Fighting GBV on the ground

A Durban crisis centre is trying to conquer gender-based violence from the roots up, addressing the core causes of the scourge.

The Ethembeni Crisis Centre in KwaNdengezi, near Pinetown, works with men, women and children to raise awareness, educate and offer help.

The centre’s monitoring and evaluation officer, Mzamo Biyase, said they were combating social ills one day at a time.

“We raise awareness and show the community we do not condone violence. We also work with stakeholders, schools and the public to show them they have a place to go to when they need assistance,” said Biyase.

The centre will take its campaign to the local shopping centre and Sassa payout points at the end of this month, coinciding with the annual 16 Days of Activism against Gender-Based Violence (November 25 to December 10), set up tents and talk to young mothers.

“We speak to the young mothers who are fetching the grant because we have noticed that most of our cases are from young mothers. We have decided to reach out to young parents and offer advice on how to take care of their children, where to find us for assistance and meetings on avoiding child neglect to avoid more cases,” said Biyela.

One of the challenges the centre faces when dealing with these cases is the delay in investigations.

“When we and the victim give the KwaNdengezi Police Station our cases, they usually cite a lack of resources, cars and shortage of staff. Sometimes the victim gives up on the case. This also leads to victims being reluctant to report these crimes,” said Biyela.

One of the programme they run is for young girls from the age of 12. It teaches them about sexual health and the importance of abstinence.

The centre also understands that the fight against GBV must include men, so it has a programme for men to talk about their issues and receive counselling.

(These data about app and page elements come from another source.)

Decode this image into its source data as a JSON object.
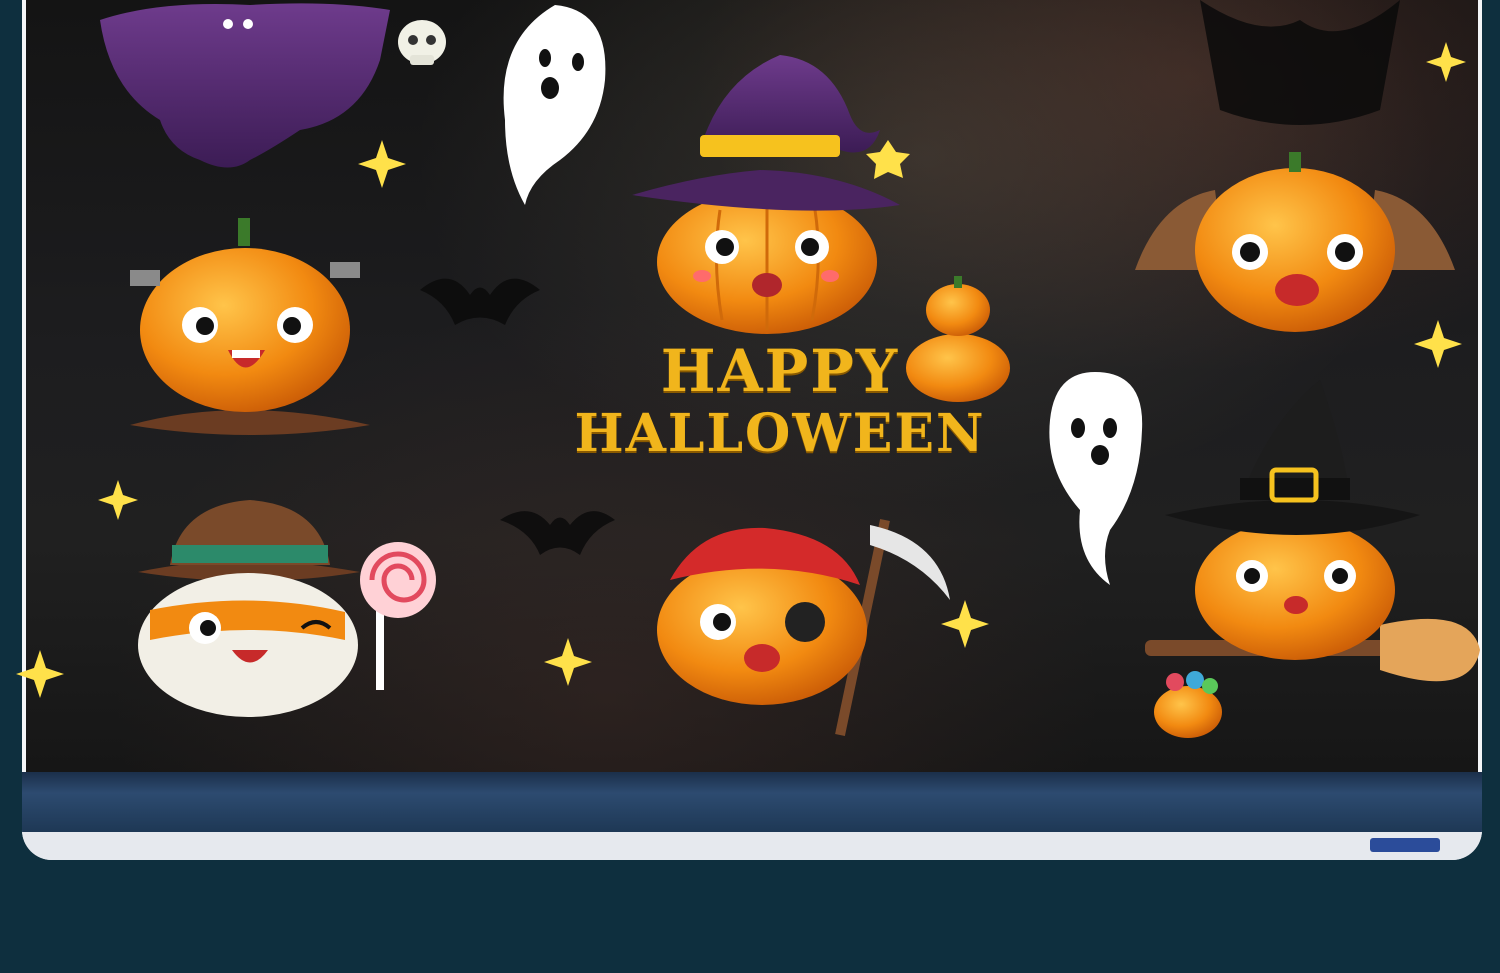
{
  "poster": {
    "title_line1": "HAPPY",
    "title_line2": "HALLOWEEN"
  },
  "colors": {
    "page_bg": "#0e2f3e",
    "pumpkin": "#f28a11",
    "title_gold": "#f1b51c",
    "ghost": "#ffffff",
    "witch_hat_purple": "#5b2c6f"
  },
  "decorations": [
    "purple-ghost",
    "skull",
    "white-ghost",
    "witch-pumpkin",
    "frankenstein-pumpkin",
    "owl-pumpkin",
    "mummy-pumpkin",
    "pirate-pumpkin",
    "broom-witch-pumpkin",
    "stacked-pumpkins",
    "bats",
    "stars",
    "lollipop",
    "scythe",
    "candy-bucket"
  ]
}
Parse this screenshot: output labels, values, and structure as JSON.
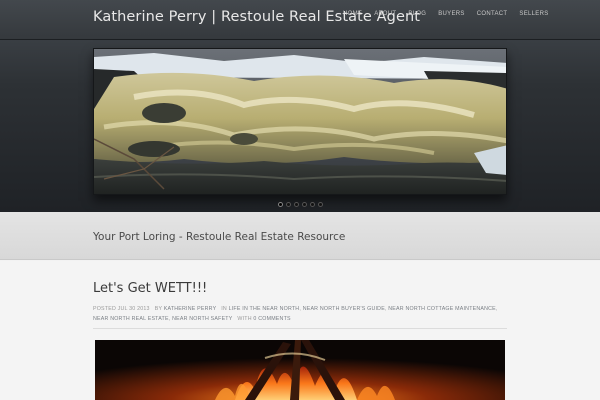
{
  "header": {
    "site_title": "Katherine Perry | Restoule Real Estate Agent",
    "nav": [
      "HOME",
      "ABOUT",
      "BLOG",
      "BUYERS",
      "CONTACT",
      "SELLERS"
    ]
  },
  "slider": {
    "image": "river-rapids-photo",
    "dots_count": 6,
    "active_dot": 1
  },
  "tagline": "Your Port Loring - Restoule Real Estate Resource",
  "post": {
    "title": "Let's Get WETT!!!",
    "posted_label": "Posted",
    "date": "JUL 30 2013",
    "by_label": "by",
    "author": "KATHERINE PERRY",
    "in_label": "in",
    "categories": [
      "LIFE IN THE NEAR NORTH",
      "NEAR NORTH BUYER'S GUIDE",
      "NEAR NORTH COTTAGE MAINTENANCE",
      "NEAR NORTH REAL ESTATE",
      "NEAR NORTH SAFETY"
    ],
    "with_label": "with",
    "comments": "0 COMMENTS",
    "image": "campfire-photo"
  },
  "colors": {
    "header_bg": "#3a3f44",
    "tagline_bg": "#dedede",
    "content_bg": "#f4f4f4",
    "link_gray": "#7a7f85"
  }
}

“We call the initiative Brothers for Life. We talk to young boys and adult men. We encourage men to report abuse and not to bottle up issues, because bottling up pain can lead to anger, resentment and drug or alcohol abuse. We also encourage them to talk about toxic masculinity and raising their sons to be helpful in (doing) the household chores and not to ignore their sons’ feelings,” said Biyela.

About 30 men from Chatsworth, Dassenhoek, KwaNdengezi and Klaarwater are involved in the Brothers For Life project.

The men also attend sessions called Ukubhodla with social workers to talk about their issues.

“We also go out with the men to speak to young boys at high schools and teach them to avoid the abuse of drugs,” Biyela added.

Programme manager Enele Zulu said they will be running pop-up information centres to encourage dialogue about child abuse at the Pinetown and Chatsworth Sassa grant buildings on November 25.

“We have noticed that children living with disabilities are neglected or locked up at home and they do not attend school. We will provide parents with the right counselling to deal with these issues and speak to them about special needs schools and how to enrol children there,” said Zulu.

On December 8, the centre will tackle child marriage.

“We decided to have this dialogue because there are many children in local primary schools who have been married off and who wear a doek as a symbol of their marriage with their school uniform. We have spoken to the local traditional leaders but they are not receptive since some are perpetrators and others are reformed,” said Zulu.

To get involved with the Ethembeni Crisis Care Centre contact abegail.siza@gmail.com or call 031 704 6860.

The Independent on Saturday

Original Article